This was just a fortnight after a ‘Black 5’ steam engine visited Hastings.
The diesel train, which is maintained by volunteers at West Marina depot in St Leonards, makes a small number of trips each year, and brings back a touch of nostalgia to today’s railway.
Although still looking modern, the ‘Hastings diesel’ has now spent more time in preservation than working for British Railways. It was introduced in 1957 and was withdrawn in 1986 when the Hastings line was electrified.
The Hastings diesels were specially built for the Hastings line, with narrow bodies so that they could fit through the narrow tunnels between Hastings and Tonbridge. The Victorian builders skimped on the tunnels, lining them with only four bricks, rather than the required six.
The tunnels then started to collapse, and had to be strengthened with extra layers of bricks, so making them narrower.

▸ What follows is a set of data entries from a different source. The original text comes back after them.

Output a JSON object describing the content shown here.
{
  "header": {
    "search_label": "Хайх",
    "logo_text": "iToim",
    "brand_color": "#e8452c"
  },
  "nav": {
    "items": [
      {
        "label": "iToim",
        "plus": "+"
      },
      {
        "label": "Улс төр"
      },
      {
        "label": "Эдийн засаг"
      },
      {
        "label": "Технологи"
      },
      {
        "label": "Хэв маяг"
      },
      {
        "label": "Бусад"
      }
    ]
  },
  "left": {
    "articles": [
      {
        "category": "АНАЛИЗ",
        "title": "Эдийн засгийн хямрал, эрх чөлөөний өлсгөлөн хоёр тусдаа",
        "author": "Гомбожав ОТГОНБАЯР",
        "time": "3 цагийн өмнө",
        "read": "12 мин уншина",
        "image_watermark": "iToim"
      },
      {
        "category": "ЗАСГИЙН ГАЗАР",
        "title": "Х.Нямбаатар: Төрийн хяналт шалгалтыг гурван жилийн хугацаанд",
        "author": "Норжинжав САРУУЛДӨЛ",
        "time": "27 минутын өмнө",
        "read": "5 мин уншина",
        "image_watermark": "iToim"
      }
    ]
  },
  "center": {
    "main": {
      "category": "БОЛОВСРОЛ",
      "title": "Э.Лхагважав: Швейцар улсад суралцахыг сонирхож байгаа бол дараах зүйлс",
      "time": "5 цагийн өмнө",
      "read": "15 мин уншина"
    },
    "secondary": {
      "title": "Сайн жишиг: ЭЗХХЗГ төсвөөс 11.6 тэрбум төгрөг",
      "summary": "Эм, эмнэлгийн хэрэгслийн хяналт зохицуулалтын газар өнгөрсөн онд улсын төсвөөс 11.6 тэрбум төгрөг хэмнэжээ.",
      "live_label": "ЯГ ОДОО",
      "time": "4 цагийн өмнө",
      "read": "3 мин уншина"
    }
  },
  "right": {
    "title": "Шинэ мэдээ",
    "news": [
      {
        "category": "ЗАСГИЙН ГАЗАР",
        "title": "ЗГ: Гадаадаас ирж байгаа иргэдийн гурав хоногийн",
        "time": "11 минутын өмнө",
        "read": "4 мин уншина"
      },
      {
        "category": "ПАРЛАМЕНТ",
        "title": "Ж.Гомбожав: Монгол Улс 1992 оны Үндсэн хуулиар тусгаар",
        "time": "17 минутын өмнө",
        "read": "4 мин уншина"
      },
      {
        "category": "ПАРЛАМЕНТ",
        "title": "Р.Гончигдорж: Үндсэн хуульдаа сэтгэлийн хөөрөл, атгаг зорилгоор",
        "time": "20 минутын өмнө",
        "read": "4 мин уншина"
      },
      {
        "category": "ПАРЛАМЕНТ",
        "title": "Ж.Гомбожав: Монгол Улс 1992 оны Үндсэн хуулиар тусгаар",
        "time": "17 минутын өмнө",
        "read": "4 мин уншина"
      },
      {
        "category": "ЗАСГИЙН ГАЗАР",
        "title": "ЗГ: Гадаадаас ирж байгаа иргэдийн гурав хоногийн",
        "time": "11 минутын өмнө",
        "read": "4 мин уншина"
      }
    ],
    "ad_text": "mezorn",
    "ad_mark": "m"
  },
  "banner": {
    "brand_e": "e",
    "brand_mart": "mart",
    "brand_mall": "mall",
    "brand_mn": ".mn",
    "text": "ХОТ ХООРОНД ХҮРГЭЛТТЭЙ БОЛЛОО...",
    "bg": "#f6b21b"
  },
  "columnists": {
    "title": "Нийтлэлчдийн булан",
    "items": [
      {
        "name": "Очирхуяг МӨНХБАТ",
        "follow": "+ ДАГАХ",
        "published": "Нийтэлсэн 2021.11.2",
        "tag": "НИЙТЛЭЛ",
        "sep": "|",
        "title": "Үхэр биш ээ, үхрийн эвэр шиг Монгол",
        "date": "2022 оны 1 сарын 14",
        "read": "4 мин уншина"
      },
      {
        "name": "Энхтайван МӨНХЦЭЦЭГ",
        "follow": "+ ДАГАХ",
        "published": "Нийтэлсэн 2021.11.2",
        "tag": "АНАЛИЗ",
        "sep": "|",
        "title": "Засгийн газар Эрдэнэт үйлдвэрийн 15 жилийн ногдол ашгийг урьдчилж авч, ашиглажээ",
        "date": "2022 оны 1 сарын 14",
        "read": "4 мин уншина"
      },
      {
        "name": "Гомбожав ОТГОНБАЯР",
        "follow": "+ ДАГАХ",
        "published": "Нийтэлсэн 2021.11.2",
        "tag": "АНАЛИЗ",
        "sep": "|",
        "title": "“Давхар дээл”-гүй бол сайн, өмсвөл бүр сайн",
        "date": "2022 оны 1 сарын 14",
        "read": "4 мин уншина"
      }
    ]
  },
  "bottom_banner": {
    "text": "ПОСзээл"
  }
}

When the Hastings line was electrified in the early 1980s the expense of building special trains could not be justified, so the tunnels were reduced to single track, which they remain to this day.
The image here shows Hastings diesel 1001 leaving Hastings for the Forest of Dean on Saturday 6th July, with its distinctive diesel exhaust clearly visible.